The report, by Credit Suisse, said the €11bn was spent on debt restructuring for the 12 largest companies and their affiliates in the country.
This included €8bn for the three largest firms.
Credit Suisse said this amounted to an annual loss of €7.3bn for these companies.
The €11 billion was spent primarily on restructuring of their credit ratings, which fell from AA+ to AA in the past two years, and the value of their share capital, which rose from €10bn in 2015 to €19bn in 2020.
In addition, the report said the cost of debt restructuring has been a drag on growth in the Irish economy, and is the main reason why Irish companies have been losing ground to rivals such as China.
The companies and institutions that were most impacted were Irish Water, Irish Aviation and Irish Gas, which have all seen their share prices fall by more than 15 per cent since the scheme began.
The group of Irish firms which suffered the biggest losses from the restructuring were:Airbus Group, Airtel, Irish Water (which is wholly owned by BT and has a stake in Airline Ireland), KPN Group, Leinster Rail, Mervyn King, Paddy Power, Tullow, WAP Group and the West Coast Light Rail Company.
Credit Bank of Ireland was the only Irish bank to remain profitable during the scheme, and has since been restructured into a “single-annual recapitalisation fund”, meaning the government will get a share of its cash for the first year.
The Irish Government has said the scheme is the largest ever in the history of the country and is expected to create around 1,500 jobs and generate €3.5bn in tax revenue.

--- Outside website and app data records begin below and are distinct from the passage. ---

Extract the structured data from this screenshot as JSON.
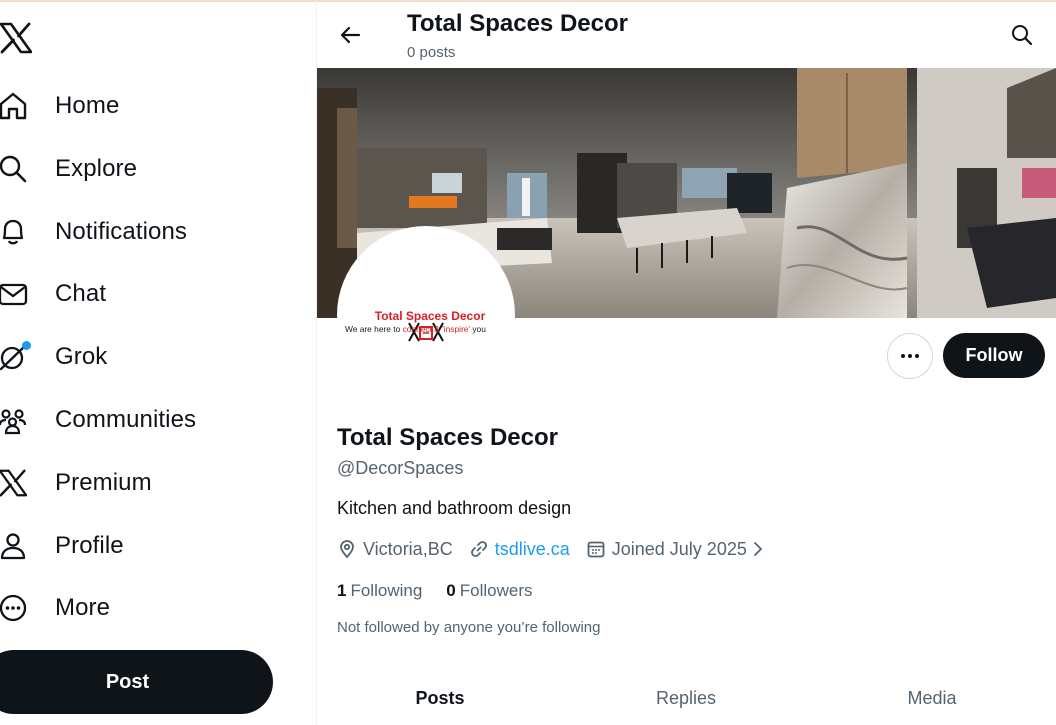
{
  "sidebar": {
    "logo_icon": "x-logo-icon",
    "items": [
      {
        "label": "Home",
        "icon": "home-icon"
      },
      {
        "label": "Explore",
        "icon": "search-icon"
      },
      {
        "label": "Notifications",
        "icon": "bell-icon"
      },
      {
        "label": "Chat",
        "icon": "mail-icon"
      },
      {
        "label": "Grok",
        "icon": "grok-icon"
      },
      {
        "label": "Communities",
        "icon": "communities-icon"
      },
      {
        "label": "Premium",
        "icon": "x-logo-icon"
      },
      {
        "label": "Profile",
        "icon": "person-icon"
      },
      {
        "label": "More",
        "icon": "more-circle-icon"
      }
    ],
    "post_label": "Post"
  },
  "header": {
    "title": "Total Spaces Decor",
    "post_count": "0 posts"
  },
  "profile": {
    "avatar": {
      "brand": "Total Spaces Decor",
      "tagline_start": "We are here to ",
      "tagline_red": "connect & 'inspire'",
      "tagline_end": " you"
    },
    "name": "Total Spaces Decor",
    "handle": "@DecorSpaces",
    "bio": "Kitchen and bathroom design",
    "location": "Victoria,BC",
    "website": "tsdlive.ca",
    "joined": "Joined July 2025",
    "following_count": "1",
    "following_label": "Following",
    "followers_count": "0",
    "followers_label": "Followers",
    "not_followed": "Not followed by anyone you’re following",
    "follow_label": "Follow"
  },
  "tabs": [
    {
      "label": "Posts",
      "active": true
    },
    {
      "label": "Replies",
      "active": false
    },
    {
      "label": "Media",
      "active": false
    }
  ],
  "colors": {
    "accent": "#1d9bf0",
    "text": "#0f1419",
    "secondary": "#536471",
    "button_dark": "#0f1419",
    "brand_red": "#d61f26"
  }
}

The scheme will cost the taxpayer around €5.5 billion over the course of its five-year operation.